Dixie's Colt  1 week old

While looking up information on the web, I've noticed that it's almost like all other information out there........everyone has a totally different opinion on what is "right". I've read that you shouldn't start fooling with the colt until it gets weaned or even older; others say you should work with it a little everyday right after being born. Personally I don't know which way seems best since I have absolutely zero experience. I have come across one website that I really have enjoyed reading. It is by Julie Goodnight who has a show on RFD TV. I have come across some pretty good Q & A on her website.  She answers questions from regular Joe's out there about all sorts of things.  I have come to recognize that I have allowed one of our horses, Sonny, to have absolutely no respect for me.  I am not real confident in my "horsemanship" and he has figured me out.  I am going to continue educating myself and hopefully gain some confidence.  I really do enjoy riding the horses and even enjoy just going out there in the pasture to pet them and smell them.  Does that make me weird that I love the way a horse smells?  Sorry, but I do.........Oh come on, you know you like to get a good whiff of them too!  Oh and all of that horse tack....the leather....Ahhh what a great smell!  It smells much better than all of these musky bucks running around here these days ;)

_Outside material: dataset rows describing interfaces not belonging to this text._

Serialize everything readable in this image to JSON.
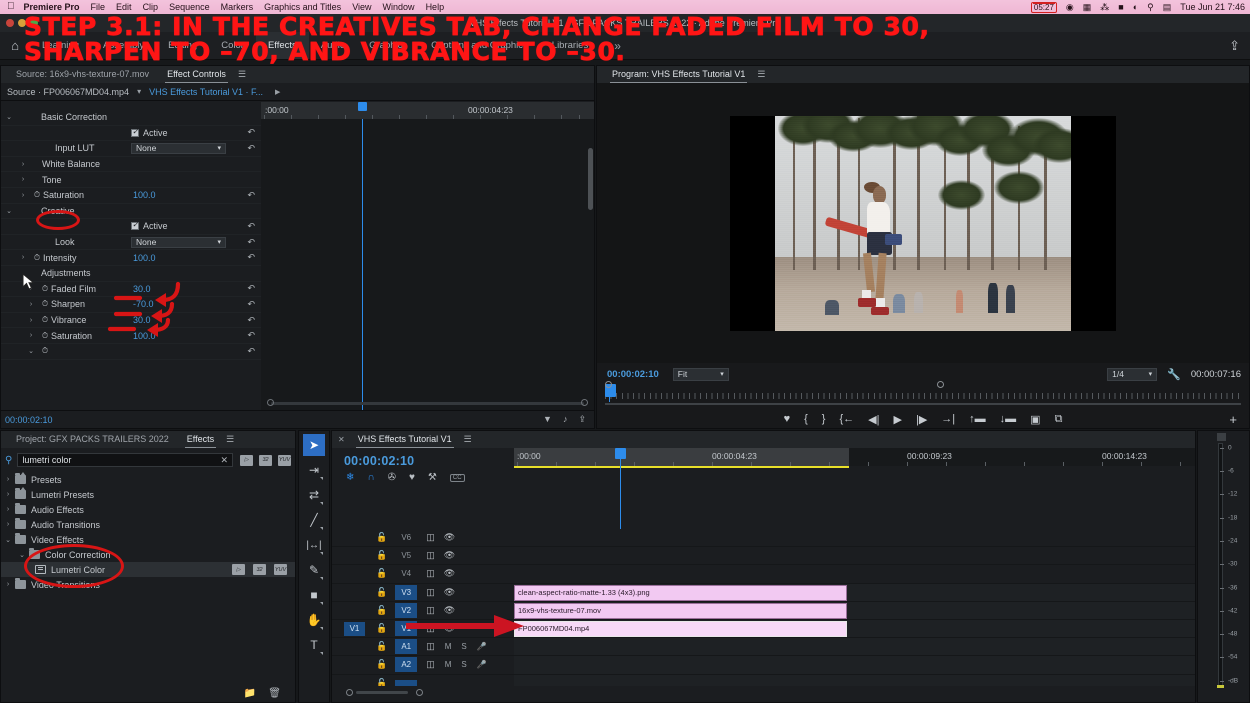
{
  "macmenu": {
    "apple": "",
    "items": [
      "Premiere Pro",
      "File",
      "Edit",
      "Clip",
      "Sequence",
      "Markers",
      "Graphics and Titles",
      "View",
      "Window",
      "Help"
    ],
    "status": {
      "record_time": "05:27",
      "clock": "Tue Jun 21  7:46"
    }
  },
  "titlebar": {
    "title": "VHS Effects Tutorial V1 · GFX PACKS TRAILERS 2022 · Adobe Premiere Pro"
  },
  "workspace": {
    "home_icon": "home-icon",
    "tabs": [
      "Learning",
      "Assembly",
      "Editing",
      "Color",
      "Effects",
      "Audio",
      "Graphics",
      "Captions and Graphics",
      "Libraries"
    ],
    "selected_tab": "Effects",
    "more": "»",
    "export_icon": "export-icon"
  },
  "annotation": {
    "line1": "STEP 3.1: IN THE CREATIVES TAB, CHANGE FADED FILM TO 30,",
    "line2": "SHARPEN TO –70, AND VIBRANCE TO –30.",
    "color": "#ff1515"
  },
  "effect_controls": {
    "tabs": [
      {
        "label": "Source: 16x9-vhs-texture-07.mov",
        "selected": false
      },
      {
        "label": "Effect Controls",
        "selected": true
      }
    ],
    "clip_source": "Source · FP006067MD04.mp4",
    "sequence": "VHS Effects Tutorial V1 · F...",
    "ruler": {
      "left_tc": ":00:00",
      "mid_tc": "00:00:04:23"
    },
    "rows": [
      {
        "type": "group",
        "label": "Basic Correction",
        "indent": 1,
        "arrow": "⌄"
      },
      {
        "type": "check",
        "label": "Active",
        "indent": 2,
        "checked": true
      },
      {
        "type": "dropdown",
        "label": "Input LUT",
        "indent": 2,
        "value": "None"
      },
      {
        "type": "group",
        "label": "White Balance",
        "indent": 2,
        "arrow": "›"
      },
      {
        "type": "group",
        "label": "Tone",
        "indent": 2,
        "arrow": "›"
      },
      {
        "type": "value",
        "label": "Saturation",
        "indent": 2,
        "arrow": "›",
        "value": "100.0",
        "stopwatch": true
      },
      {
        "type": "group",
        "label": "Creative",
        "indent": 1,
        "arrow": "⌄"
      },
      {
        "type": "check",
        "label": "Active",
        "indent": 2,
        "checked": true
      },
      {
        "type": "dropdown",
        "label": "Look",
        "indent": 2,
        "value": "None"
      },
      {
        "type": "value",
        "label": "Intensity",
        "indent": 2,
        "arrow": "›",
        "value": "100.0",
        "stopwatch": true
      },
      {
        "type": "group",
        "label": "Adjustments",
        "indent": 2,
        "arrow": ""
      },
      {
        "type": "value",
        "label": "Faded Film",
        "indent": 3,
        "arrow": "›",
        "value": "30.0",
        "stopwatch": true
      },
      {
        "type": "value",
        "label": "Sharpen",
        "indent": 3,
        "arrow": "›",
        "value": "-70.0",
        "stopwatch": true
      },
      {
        "type": "value",
        "label": "Vibrance",
        "indent": 3,
        "arrow": "›",
        "value": "30.0",
        "stopwatch": true
      },
      {
        "type": "value",
        "label": "Saturation",
        "indent": 3,
        "arrow": "›",
        "value": "100.0",
        "stopwatch": true
      },
      {
        "type": "group",
        "label": "",
        "indent": 3,
        "arrow": "⌄",
        "stopwatch": true
      }
    ],
    "footer_tc": "00:00:02:10"
  },
  "program_monitor": {
    "tab_label": "Program: VHS Effects Tutorial V1",
    "playhead_tc": "00:00:02:10",
    "zoom_level": "Fit",
    "quality": "1/4",
    "duration_tc": "00:00:07:16",
    "transport": [
      {
        "name": "add-marker-button",
        "glyph": "♥"
      },
      {
        "name": "mark-in-button",
        "glyph": "{"
      },
      {
        "name": "mark-out-button",
        "glyph": "}"
      },
      {
        "name": "go-to-in-button",
        "glyph": "{←"
      },
      {
        "name": "step-back-button",
        "glyph": "◀|"
      },
      {
        "name": "play-stop-button",
        "glyph": "▶"
      },
      {
        "name": "step-forward-button",
        "glyph": "|▶"
      },
      {
        "name": "go-to-out-button",
        "glyph": "→|"
      },
      {
        "name": "lift-button",
        "glyph": "↑▬"
      },
      {
        "name": "extract-button",
        "glyph": "↓▬"
      },
      {
        "name": "export-frame-button",
        "glyph": "▣"
      },
      {
        "name": "comparison-view-button",
        "glyph": "⧉"
      }
    ],
    "button_editor": "+"
  },
  "effects_panel": {
    "tabs": [
      {
        "label": "Project: GFX PACKS TRAILERS 2022",
        "selected": false
      },
      {
        "label": "Effects",
        "selected": true
      }
    ],
    "search_value": "lumetri color",
    "badges": [
      "accelerated-effect-badge",
      "32-bit-color-badge",
      "yuv-color-badge"
    ],
    "tree": [
      {
        "label": "Presets",
        "indent": 0,
        "arrow": "›",
        "icon": "preset-folder",
        "selected": false
      },
      {
        "label": "Lumetri Presets",
        "indent": 0,
        "arrow": "›",
        "icon": "preset-folder",
        "selected": false
      },
      {
        "label": "Audio Effects",
        "indent": 0,
        "arrow": "›",
        "icon": "folder",
        "selected": false
      },
      {
        "label": "Audio Transitions",
        "indent": 0,
        "arrow": "›",
        "icon": "folder",
        "selected": false
      },
      {
        "label": "Video Effects",
        "indent": 0,
        "arrow": "⌄",
        "icon": "folder",
        "selected": false
      },
      {
        "label": "Color Correction",
        "indent": 1,
        "arrow": "⌄",
        "icon": "folder",
        "selected": false
      },
      {
        "label": "Lumetri Color",
        "indent": 2,
        "arrow": "",
        "icon": "effect",
        "selected": true
      },
      {
        "label": "Video Transitions",
        "indent": 0,
        "arrow": "›",
        "icon": "folder",
        "selected": false
      }
    ]
  },
  "tools": [
    {
      "name": "selection-tool",
      "glyph": "➤",
      "selected": true
    },
    {
      "name": "track-select-tool",
      "glyph": "⇥",
      "selected": false
    },
    {
      "name": "ripple-edit-tool",
      "glyph": "⇄",
      "selected": false
    },
    {
      "name": "razor-tool",
      "glyph": "╱",
      "selected": false
    },
    {
      "name": "slip-tool",
      "glyph": "|↔|",
      "selected": false
    },
    {
      "name": "pen-tool",
      "glyph": "✎",
      "selected": false
    },
    {
      "name": "rectangle-tool",
      "glyph": "■",
      "selected": false
    },
    {
      "name": "hand-tool",
      "glyph": "✋",
      "selected": false
    },
    {
      "name": "type-tool",
      "glyph": "T",
      "selected": false
    }
  ],
  "timeline": {
    "tab_label": "VHS Effects Tutorial V1",
    "playhead_tc": "00:00:02:10",
    "toolbar": [
      {
        "name": "nest-sequence-icon",
        "glyph": "❄"
      },
      {
        "name": "snap-icon",
        "glyph": "∩"
      },
      {
        "name": "linked-selection-icon",
        "glyph": "✇"
      },
      {
        "name": "add-marker-icon",
        "glyph": "♥"
      },
      {
        "name": "timeline-settings-icon",
        "glyph": "⚒"
      },
      {
        "name": "captions-icon",
        "glyph": "CC"
      }
    ],
    "ruler_labels": [
      ":00:00",
      "00:00:04:23",
      "00:00:09:23",
      "00:00:14:23"
    ],
    "tracks": [
      {
        "name": "V6",
        "type": "video",
        "active": false,
        "clip": null
      },
      {
        "name": "V5",
        "type": "video",
        "active": false,
        "clip": null
      },
      {
        "name": "V4",
        "type": "video",
        "active": false,
        "clip": null
      },
      {
        "name": "V3",
        "type": "video",
        "active": true,
        "clip": "clean-aspect-ratio-matte-1.33 (4x3).png",
        "selected": false
      },
      {
        "name": "V2",
        "type": "video",
        "active": true,
        "clip": "16x9-vhs-texture-07.mov",
        "selected": false
      },
      {
        "name": "V1",
        "type": "video",
        "active": true,
        "clip": "FP006067MD04.mp4",
        "selected": true
      },
      {
        "name": "A1",
        "type": "audio",
        "active": true,
        "clip": null,
        "mute": "M",
        "solo": "S"
      },
      {
        "name": "A2",
        "type": "audio",
        "active": true,
        "clip": null,
        "mute": "M",
        "solo": "S"
      }
    ],
    "source_target_v1": "V1"
  },
  "audio_meter": {
    "labels": [
      "0",
      "-6",
      "-12",
      "-18",
      "-24",
      "-30",
      "-36",
      "-42",
      "-48",
      "-54",
      "-dB"
    ]
  }
}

Monday, October 3, 2011

Can You Guess What Time It Is at DSK?

We had planned a particular event to occur in the first weekend of October. While it seemed the best date to us, some (mainly one in particular) have continually disagreed with when it should take place. Sooner rather than later appeared to be his choice. 
I had to "rig" a gate to keep it shut, after a rebellious something  had to get out one day while my dear husband was at work.

It really worked, honestly

Holes had to be repaired numerous times in the old rusty fence.  It was realized on 2 occasions that if a hole was made in the fence with horns, it created a doorway to step out of the pasture.  Again the same something ( or should I say someone ) had to be rebellious!  I tell you there is no patience around here!

Shane's handy work

My handy work....enough said!

We've had to tell folks that it usually doesn't smell this way around here all of the time. I'm not sure if they believe us or not.  It seems like all people around here think goats always stink.  When in reality they don't; all  of the time,  that is.

Mallory said, "What is that smell?"

Now that the aforementioned event has taken place,  a couple of fellas have been exhibiting  this very attractive facial expression along with having their coats take on a new color.

Have you been able to guess what time it is around here at Deep South Kikos with all of the clues mentioned above ?

Well if you haven't, I'll fill you in.  We have separated the does into two groups and put Rooster with one group and Pistol Pete with another, therefore it is breeding time for the goats!  We are expecting to see kids on the ground in March, when we will have clover for the does to graze. 

Here is  Rooster with 2  Pistol Pete daughters.  As for Pistol Pete, I haven't been able to get a photo of him since he was turned in with the ladies that isn't blurry.  He's quite the mover!

By the way, it was Pistol Pete that went crazy around here to try to get this breeding thing happening sooner than later.  He caused the gate issues and the holes in the fence.  I'm just glad that we're not having to hold them back anymore.  Pistol Pete was fit to be tied Saturday.  As a matter of fact, he did get tied Saturday........ hog tied.  He ended up breaking out first thing Saturday morning and got in the pasture with our whole doe herd, before we had separated them into breeding groups.  I managed to wrestle with him and get him hog tied until Shane got home.  Yeah, that was an event for sure.  Why does it seem like everything  crazy has to happen while my husband is away from the farm and I'm here by myself ?  It never fails!